Work to be completed
Repeat the records word for word.

Excerpts from an interface dataset
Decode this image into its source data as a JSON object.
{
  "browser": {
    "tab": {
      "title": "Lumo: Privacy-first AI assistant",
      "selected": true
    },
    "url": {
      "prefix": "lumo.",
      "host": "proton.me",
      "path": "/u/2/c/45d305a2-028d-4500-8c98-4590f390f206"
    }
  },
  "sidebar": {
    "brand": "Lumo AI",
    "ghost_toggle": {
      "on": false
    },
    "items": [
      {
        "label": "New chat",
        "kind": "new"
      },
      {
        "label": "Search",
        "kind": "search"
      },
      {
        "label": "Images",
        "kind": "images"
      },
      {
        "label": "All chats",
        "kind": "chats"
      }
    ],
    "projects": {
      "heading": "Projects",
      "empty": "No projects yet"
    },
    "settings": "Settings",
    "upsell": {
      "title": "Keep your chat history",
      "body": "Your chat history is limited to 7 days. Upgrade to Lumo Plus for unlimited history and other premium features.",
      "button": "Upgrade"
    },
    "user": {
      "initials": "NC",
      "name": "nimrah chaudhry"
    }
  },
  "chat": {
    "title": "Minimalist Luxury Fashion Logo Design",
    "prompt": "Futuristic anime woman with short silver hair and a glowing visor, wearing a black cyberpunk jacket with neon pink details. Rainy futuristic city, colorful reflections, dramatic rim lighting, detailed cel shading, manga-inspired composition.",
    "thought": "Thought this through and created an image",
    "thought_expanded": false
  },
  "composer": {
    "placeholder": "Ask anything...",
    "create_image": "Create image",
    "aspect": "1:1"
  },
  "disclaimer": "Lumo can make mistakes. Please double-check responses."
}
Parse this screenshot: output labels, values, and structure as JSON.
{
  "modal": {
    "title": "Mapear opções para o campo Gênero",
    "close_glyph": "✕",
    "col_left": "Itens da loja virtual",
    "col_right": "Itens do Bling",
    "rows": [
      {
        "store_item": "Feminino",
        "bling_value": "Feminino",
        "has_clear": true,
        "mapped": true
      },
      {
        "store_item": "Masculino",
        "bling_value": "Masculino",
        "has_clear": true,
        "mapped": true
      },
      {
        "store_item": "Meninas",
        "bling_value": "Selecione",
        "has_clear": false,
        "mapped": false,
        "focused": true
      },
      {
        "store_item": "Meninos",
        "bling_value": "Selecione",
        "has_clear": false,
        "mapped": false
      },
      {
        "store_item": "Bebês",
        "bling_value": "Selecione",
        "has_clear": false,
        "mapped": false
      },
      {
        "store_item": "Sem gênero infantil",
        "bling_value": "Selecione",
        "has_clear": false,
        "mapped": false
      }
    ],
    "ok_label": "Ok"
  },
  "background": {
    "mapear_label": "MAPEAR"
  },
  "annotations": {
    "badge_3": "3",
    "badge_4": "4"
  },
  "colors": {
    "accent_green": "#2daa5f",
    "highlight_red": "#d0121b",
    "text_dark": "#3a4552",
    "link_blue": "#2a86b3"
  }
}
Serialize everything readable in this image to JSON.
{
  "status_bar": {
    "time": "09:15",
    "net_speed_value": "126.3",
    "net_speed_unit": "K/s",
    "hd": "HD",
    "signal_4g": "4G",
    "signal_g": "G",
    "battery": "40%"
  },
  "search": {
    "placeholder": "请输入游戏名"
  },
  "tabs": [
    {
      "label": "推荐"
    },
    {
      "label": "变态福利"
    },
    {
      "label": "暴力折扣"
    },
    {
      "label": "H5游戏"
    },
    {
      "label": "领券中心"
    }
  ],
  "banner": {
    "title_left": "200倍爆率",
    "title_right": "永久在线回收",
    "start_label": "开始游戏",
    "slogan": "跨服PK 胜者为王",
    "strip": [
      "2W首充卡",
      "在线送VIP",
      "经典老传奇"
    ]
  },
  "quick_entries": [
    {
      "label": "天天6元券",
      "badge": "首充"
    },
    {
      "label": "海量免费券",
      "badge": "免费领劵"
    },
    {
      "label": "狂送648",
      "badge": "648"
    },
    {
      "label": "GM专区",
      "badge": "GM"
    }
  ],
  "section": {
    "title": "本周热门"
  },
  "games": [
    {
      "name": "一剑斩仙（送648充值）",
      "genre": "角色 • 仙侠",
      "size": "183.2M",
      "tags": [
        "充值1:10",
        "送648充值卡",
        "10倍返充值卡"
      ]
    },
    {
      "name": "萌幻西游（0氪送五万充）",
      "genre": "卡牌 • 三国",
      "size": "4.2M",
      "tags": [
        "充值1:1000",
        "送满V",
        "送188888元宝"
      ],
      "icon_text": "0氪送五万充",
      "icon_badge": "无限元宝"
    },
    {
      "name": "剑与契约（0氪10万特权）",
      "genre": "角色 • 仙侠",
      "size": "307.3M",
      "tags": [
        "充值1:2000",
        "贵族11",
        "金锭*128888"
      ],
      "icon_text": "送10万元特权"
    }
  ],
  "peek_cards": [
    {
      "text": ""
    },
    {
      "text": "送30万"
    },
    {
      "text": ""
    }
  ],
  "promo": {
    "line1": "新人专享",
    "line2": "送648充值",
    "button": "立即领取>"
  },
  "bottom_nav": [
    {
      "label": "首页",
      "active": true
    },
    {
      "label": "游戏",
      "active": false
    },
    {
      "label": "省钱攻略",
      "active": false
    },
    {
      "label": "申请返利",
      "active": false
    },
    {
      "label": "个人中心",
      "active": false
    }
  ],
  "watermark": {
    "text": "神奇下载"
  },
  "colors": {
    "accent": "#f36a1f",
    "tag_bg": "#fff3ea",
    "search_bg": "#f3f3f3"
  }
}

Task response
Decode this image into its source data as a JSON object.
{
  "browser": {
    "tab": {
      "title": "Lumo: Privacy-first AI assistant",
      "selected": true
    },
    "url": {
      "prefix": "lumo.",
      "host": "proton.me",
      "path": "/u/2/c/45d305a2-028d-4500-8c98-4590f390f206"
    }
  },
  "sidebar": {
    "brand": "Lumo AI",
    "ghost_toggle": {
      "on": false
    },
    "items": [
      {
        "label": "New chat",
        "kind": "new"
      },
      {
        "label": "Search",
        "kind": "search"
      },
      {
        "label": "Images",
        "kind": "images"
      },
      {
        "label": "All chats",
        "kind": "chats"
      }
    ],
    "projects": {
      "heading": "Projects",
      "empty": "No projects yet"
    },
    "settings": "Settings",
    "upsell": {
      "title": "Keep your chat history",
      "body": "Your chat history is limited to 7 days. Upgrade to Lumo Plus for unlimited history and other premium features.",
      "button": "Upgrade"
    },
    "user": {
      "initials": "NC",
      "name": "nimrah chaudhry"
    }
  },
  "chat": {
    "title": "Minimalist Luxury Fashion Logo Design",
    "prompt": "Futuristic anime woman with short silver hair and a glowing visor, wearing a black cyberpunk jacket with neon pink details. Rainy futuristic city, colorful reflections, dramatic rim lighting, detailed cel shading, manga-inspired composition.",
    "thought": "Thought this through and created an image",
    "thought_expanded": false
  },
  "composer": {
    "placeholder": "Ask anything...",
    "create_image": "Create image",
    "aspect": "1:1"
  },
  "disclaimer": "Lumo can make mistakes. Please double-check responses."
}
Parse this screenshot: output labels, values, and structure as JSON.
{
  "modal": {
    "title": "Mapear opções para o campo Gênero",
    "close_glyph": "✕",
    "col_left": "Itens da loja virtual",
    "col_right": "Itens do Bling",
    "rows": [
      {
        "store_item": "Feminino",
        "bling_value": "Feminino",
        "has_clear": true,
        "mapped": true
      },
      {
        "store_item": "Masculino",
        "bling_value": "Masculino",
        "has_clear": true,
        "mapped": true
      },
      {
        "store_item": "Meninas",
        "bling_value": "Selecione",
        "has_clear": false,
        "mapped": false,
        "focused": true
      },
      {
        "store_item": "Meninos",
        "bling_value": "Selecione",
        "has_clear": false,
        "mapped": false
      },
      {
        "store_item": "Bebês",
        "bling_value": "Selecione",
        "has_clear": false,
        "mapped": false
      },
      {
        "store_item": "Sem gênero infantil",
        "bling_value": "Selecione",
        "has_clear": false,
        "mapped": false
      }
    ],
    "ok_label": "Ok"
  },
  "background": {
    "mapear_label": "MAPEAR"
  },
  "annotations": {
    "badge_3": "3",
    "badge_4": "4"
  },
  "colors": {
    "accent_green": "#2daa5f",
    "highlight_red": "#d0121b",
    "text_dark": "#3a4552",
    "link_blue": "#2a86b3"
  }
}
Serialize everything readable in this image to JSON.
{
  "status_bar": {
    "time": "09:15",
    "net_speed_value": "126.3",
    "net_speed_unit": "K/s",
    "hd": "HD",
    "signal_4g": "4G",
    "signal_g": "G",
    "battery": "40%"
  },
  "search": {
    "placeholder": "请输入游戏名"
  },
  "tabs": [
    {
      "label": "推荐"
    },
    {
      "label": "变态福利"
    },
    {
      "label": "暴力折扣"
    },
    {
      "label": "H5游戏"
    },
    {
      "label": "领券中心"
    }
  ],
  "banner": {
    "title_left": "200倍爆率",
    "title_right": "永久在线回收",
    "start_label": "开始游戏",
    "slogan": "跨服PK 胜者为王",
    "strip": [
      "2W首充卡",
      "在线送VIP",
      "经典老传奇"
    ]
  },
  "quick_entries": [
    {
      "label": "天天6元券",
      "badge": "首充"
    },
    {
      "label": "海量免费券",
      "badge": "免费领劵"
    },
    {
      "label": "狂送648",
      "badge": "648"
    },
    {
      "label": "GM专区",
      "badge": "GM"
    }
  ],
  "section": {
    "title": "本周热门"
  },
  "games": [
    {
      "name": "一剑斩仙（送648充值）",
      "genre": "角色 • 仙侠",
      "size": "183.2M",
      "tags": [
        "充值1:10",
        "送648充值卡",
        "10倍返充值卡"
      ]
    },
    {
      "name": "萌幻西游（0氪送五万充）",
      "genre": "卡牌 • 三国",
      "size": "4.2M",
      "tags": [
        "充值1:1000",
        "送满V",
        "送188888元宝"
      ],
      "icon_text": "0氪送五万充",
      "icon_badge": "无限元宝"
    },
    {
      "name": "剑与契约（0氪10万特权）",
      "genre": "角色 • 仙侠",
      "size": "307.3M",
      "tags": [
        "充值1:2000",
        "贵族11",
        "金锭*128888"
      ],
      "icon_text": "送10万元特权"
    }
  ],
  "peek_cards": [
    {
      "text": ""
    },
    {
      "text": "送30万"
    },
    {
      "text": ""
    }
  ],
  "promo": {
    "line1": "新人专享",
    "line2": "送648充值",
    "button": "立即领取>"
  },
  "bottom_nav": [
    {
      "label": "首页",
      "active": true
    },
    {
      "label": "游戏",
      "active": false
    },
    {
      "label": "省钱攻略",
      "active": false
    },
    {
      "label": "申请返利",
      "active": false
    },
    {
      "label": "个人中心",
      "active": false
    }
  ],
  "watermark": {
    "text": "神奇下载"
  },
  "colors": {
    "accent": "#f36a1f",
    "tag_bg": "#fff3ea",
    "search_bg": "#f3f3f3"
  }
}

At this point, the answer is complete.